US7447867 *Apr 28, 2006Nov 4, 2008Freescale Semiconductor, Inc.Non-intrusive address mapping having a modified address space identifier and circuitry therefor
US20020024954 *Aug 8, 2001Feb 28, 2002Sbc Technology Resources, Inc.Controller based call control for ATM SVC signaling
US20050149562Dec 31, 2003Jul 7, 2005International Business Machines CorporationMethod and system for managing data access requests utilizing storage meta data processing
US20070143565Dec 15, 2005Jun 21, 2007International Business Machines CorporationApparatus and method for selectively invalidating entries in an address translation cache
WO2006041471A2Oct 6, 2004Apr 20, 2006Thomson Licensing SaMethod and system for caching data
WO2007002425A1Jun 20, 2006Jan 4, 2007Intel CorpAddress window support for direct memory access translation
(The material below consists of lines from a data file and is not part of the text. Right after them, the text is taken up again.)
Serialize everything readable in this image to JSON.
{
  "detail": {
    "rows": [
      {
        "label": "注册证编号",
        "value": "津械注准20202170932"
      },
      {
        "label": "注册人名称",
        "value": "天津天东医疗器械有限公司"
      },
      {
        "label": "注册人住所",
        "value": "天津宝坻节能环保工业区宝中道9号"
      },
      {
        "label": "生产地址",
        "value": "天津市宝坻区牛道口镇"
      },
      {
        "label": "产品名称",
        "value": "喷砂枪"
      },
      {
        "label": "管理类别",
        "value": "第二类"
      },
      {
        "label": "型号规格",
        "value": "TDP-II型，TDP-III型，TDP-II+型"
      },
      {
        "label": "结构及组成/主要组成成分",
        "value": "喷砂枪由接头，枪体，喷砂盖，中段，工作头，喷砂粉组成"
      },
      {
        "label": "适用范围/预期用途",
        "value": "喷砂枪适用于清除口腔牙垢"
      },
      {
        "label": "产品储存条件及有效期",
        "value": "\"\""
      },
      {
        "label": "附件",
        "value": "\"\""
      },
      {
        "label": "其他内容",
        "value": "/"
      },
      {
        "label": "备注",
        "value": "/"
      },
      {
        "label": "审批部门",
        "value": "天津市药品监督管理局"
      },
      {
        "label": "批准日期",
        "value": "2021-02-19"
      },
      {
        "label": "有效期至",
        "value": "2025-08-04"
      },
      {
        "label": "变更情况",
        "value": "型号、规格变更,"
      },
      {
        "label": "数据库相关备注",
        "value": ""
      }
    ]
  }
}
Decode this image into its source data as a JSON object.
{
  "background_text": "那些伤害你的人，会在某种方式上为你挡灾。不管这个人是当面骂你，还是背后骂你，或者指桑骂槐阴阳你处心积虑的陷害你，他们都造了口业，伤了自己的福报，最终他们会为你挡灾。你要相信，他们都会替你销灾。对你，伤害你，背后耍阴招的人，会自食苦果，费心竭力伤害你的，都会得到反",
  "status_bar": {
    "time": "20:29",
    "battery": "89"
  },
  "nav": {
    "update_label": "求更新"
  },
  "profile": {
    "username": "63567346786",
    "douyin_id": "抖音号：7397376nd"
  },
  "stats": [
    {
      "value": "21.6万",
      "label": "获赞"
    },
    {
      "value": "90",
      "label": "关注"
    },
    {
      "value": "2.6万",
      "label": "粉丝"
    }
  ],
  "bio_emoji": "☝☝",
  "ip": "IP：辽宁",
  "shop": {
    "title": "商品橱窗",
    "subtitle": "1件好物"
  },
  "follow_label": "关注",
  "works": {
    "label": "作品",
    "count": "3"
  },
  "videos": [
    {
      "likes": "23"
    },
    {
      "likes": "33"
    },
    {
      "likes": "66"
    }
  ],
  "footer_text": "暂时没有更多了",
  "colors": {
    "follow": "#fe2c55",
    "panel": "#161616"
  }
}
WO2009045884A2Sep 26, 2008Apr 9, 2009Intel CorpAddress translation caching and i/o cache performance improvement in virtualized environments
Non-Patent Citations
Reference
1"IA-32 Intel Architecture Software Developer's Manual", Intel, vol. 3, System Programming Guide, Order No. 245472, 2001, pp. 3-26, 3-35 and 3-36.
2"PCI Express Enhances Performance in Ethernet Networks", Technology@Intel Magazine. (Nov. 2005), 9 pgs.
3"PCI Express Ethernet Networking", Intel PRO Network Adapters, (Sep. 2005), 6 pgs.
4Abramson, Darren , et al., "Intel Virtualization Technology for Directed I/O", Intel Technology Journal, vol. 10, Issue 03, ISSN 1535-864X, DOI: 10.535/itj.1003, (Aug. 10, 2006), 16 pgs.
5International Search Report/Written Opinion received for PCT Patent Application No. PCT/US2008/077819, mailed on May 14, 2009, 11 pages.
6Office Action received for German Patent Application No. 102008048421.0-53, mailed on Jun. 10, 2009, 3 pages of Office Action and 4 pages of English Translation.
7Wagh et al., U.S. Appl. No. 11/906,176, filed Sep. 28, 2007, entitled "Address Translation Caching and I/O Cache Performance Improvement in Virtualized Environments".
Referenced by
Citing PatentFiling datePublication dateApplicantTitle
US8407422Apr 17, 2012Mar 26, 2013Intel CorporationAddress translation caching and I/O cache performance improvement in virtualized environments
Classifications
U.S. Classification711/203, 711/202, 710/4
International ClassificationG06F12/00
Cooperative ClassificationG06F2212/152, G06F12/0875, G06F12/1081
European ClassificationG06F12/10P
Legal Events
DateCodeEventDescription
Sep 25, 2013FPAYFee payment
Year of fee payment: 4
Jul 10, 2008ASAssignment
Owner name: INTEL CORPORATION, CALIFORNIA
Free format text: ASSIGNMENT OF ASSIGNORS INTEREST;ASSIGNOR:SARIPALLI, RAMAKRISHNA;REEL/FRAME:021216/0016
Effective date: 20070214
Owner name: INTEL CORPORATION,CALIFORNIA
Free format text: ASSIGNMENT OF ASSIGNORS INTEREST;ASSIGNOR:SARIPALLI, RAMAKRISHNA;US-ASSIGNMENT DATABASE UPDATED:20100427;REEL/FRAME:21216/16